Sepsis is a life-threatening condition that occurs when an infection is not treated properly or goes out of control. It causes your immune system to go haywire and the body begins to injure its own organs and tissues. According to statistics, over 1.5 million people suffer from sepsis every year in the U.S. alone and almost 250,000 Americans die because of sepsis annually.1
If it is not treated in time, sepsis can develop into septic shock, which is the most severe form of the condition that compromises the cardiovascular system and causes very low blood pressure and insufficient blood flow to the vital organs. To complicate the matter further, sepsis and septic shock are very difficult to diagnose as there isn’t a single test for the condition.2
Sepsis is a time-sensitive syndrome, which means that the damage increases by the hour. Research shows that the sooner sepsis and septic shock are treated, the better patients’ chances of recovery are. Here are the common signs of sepsis that you must watch out for.
1. Altered State Of Mind
Sepsis can cause reduced blood flow to the brain, dehydration, and the release of harmful toxins into the body, which result in confusion, low level of alertness, lightheadedness, and dizziness. All these symptoms can be quite intense in people who experience septic shock. Some people may also experience extreme versions of dizziness.
Experts clarify that these signs must occur due to an infection to signify sepsis. If not, they may turn out to be common symptoms of other conditions such as a stroke or fatigue.
2. Passing Less Urine Or Dark Urine
The kidney is one of the most commonly affected organs in sepsis as it’s very sensitive to alterations in blood flow and pressure. This, in turn, affects your urine quantity and quality. Low blood pressure causes the body to retain as much fluid as possible, which results in less fluid in your urine. This makes your urine smellier and darker in color.

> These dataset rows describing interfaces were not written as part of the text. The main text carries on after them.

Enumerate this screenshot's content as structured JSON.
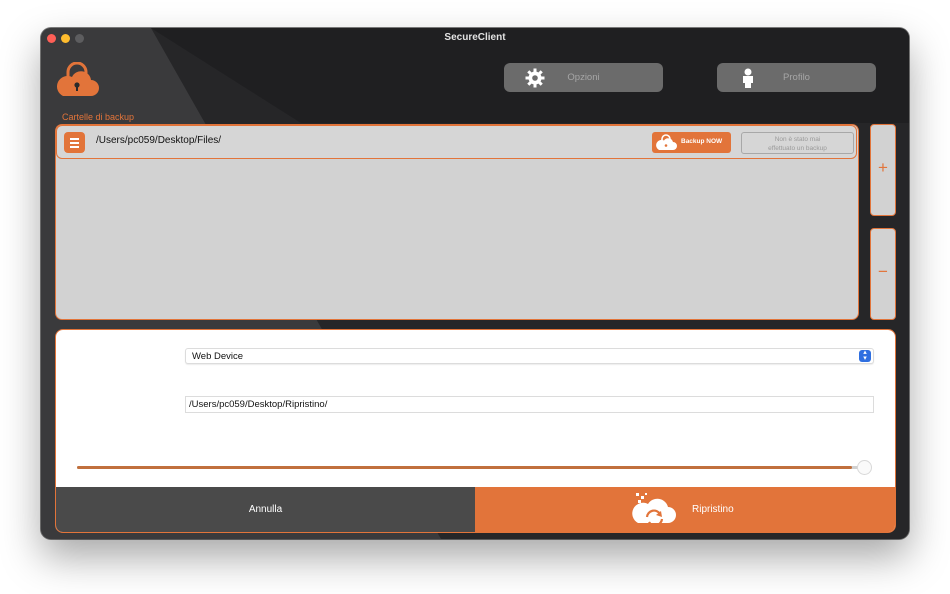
{
  "window": {
    "title": "SecureClient"
  },
  "toolbar": {
    "options_label": "Opzioni",
    "options_icon": "gear-icon",
    "profile_label": "Profilo",
    "profile_icon": "person-icon",
    "logo_icon": "cloud-lock-icon"
  },
  "backup_folders": {
    "section_label": "Cartelle di backup",
    "items": [
      {
        "path": "/Users/pc059/Desktop/Files/",
        "backup_button_label": "Backup NOW",
        "status_line1": "Non è stato mai",
        "status_line2": "effettuato un backup"
      }
    ],
    "add_label": "+",
    "remove_label": "−"
  },
  "restore": {
    "source_selected": "Web Device",
    "destination_value": "/Users/pc059/Desktop/Ripristino/",
    "progress_fraction": 0.98,
    "cancel_label": "Annulla",
    "restore_label": "Ripristino"
  },
  "colors": {
    "accent": "#e2743a",
    "window_bg": "#3a3a3c",
    "panel_bg": "#d2d2d2",
    "cancel_bg": "#4a4a4a"
  }
}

Dehydration may also occur due to the loss of fluids through sweating because of a fever and inadequate intake of fluids. This combined dehydrating effect can alter your urine resulting in leaky blood vessels, in which fluid leaks out of your bloodstream and into your body. In extreme cases, patients might even stop peeing entirely. If you’re unwell and notice drastic changes in your urination, it may not be just due to poor hydration.
3. Cold Or Clammy Skin
During sepsis, your body concentrates on pumping blood to the vital organs like the heart, kidneys and the brain rather than to less important areas of the body such as the extremities. This causes your skin to feel cold and clammy. This situation can either remain as it is or worsen when your body goes into septic shock.
However, a cold and clammy skin may also be a symptom of other less serious or harmless conditions. You must take it seriously only if you experience other symptoms of a primary infection.
4. Abnormally Fast Heart Rate
Exercises can also cause your heart rate to shoot up. But, it is abnormal for the heart rate to increase when you’re just sitting in a chair doing nothing. The average person’s heart rate is between 60-90 beats per minute. So, if your heart beats any faster than 90, this could be an indication of sepsis.
Sepsis causes your body to pump up as it tries to combat the infection and tries to supply blood to the damaged tissues, which makes your heart beat faster to increase the quantity of blood being pumped out. Since the symptoms need not necessarily progress from sepsis to septic shock, your heart rate may or may not become even higher during a septic shock.
5. Shortness Of Breath Or Difficulty In Breathing
If you notice that you’re breathing rapidly or experiencing shortness of breath, it may be a sign of something more sinister. Experts say that pneumonia is the most common infection to cause sepsis. Just like an increased heart rate, these symptoms occur when your body goes into overdrive, in this case, utilizing more oxygen and, as a result, producing more carbon dioxide than usual.
This makes your body to require more oxygen and it meets this requirement by breathing faster, which makes you feel winded. In some extreme cases, breathing might worsen to the point where patients cannot breathe on their own.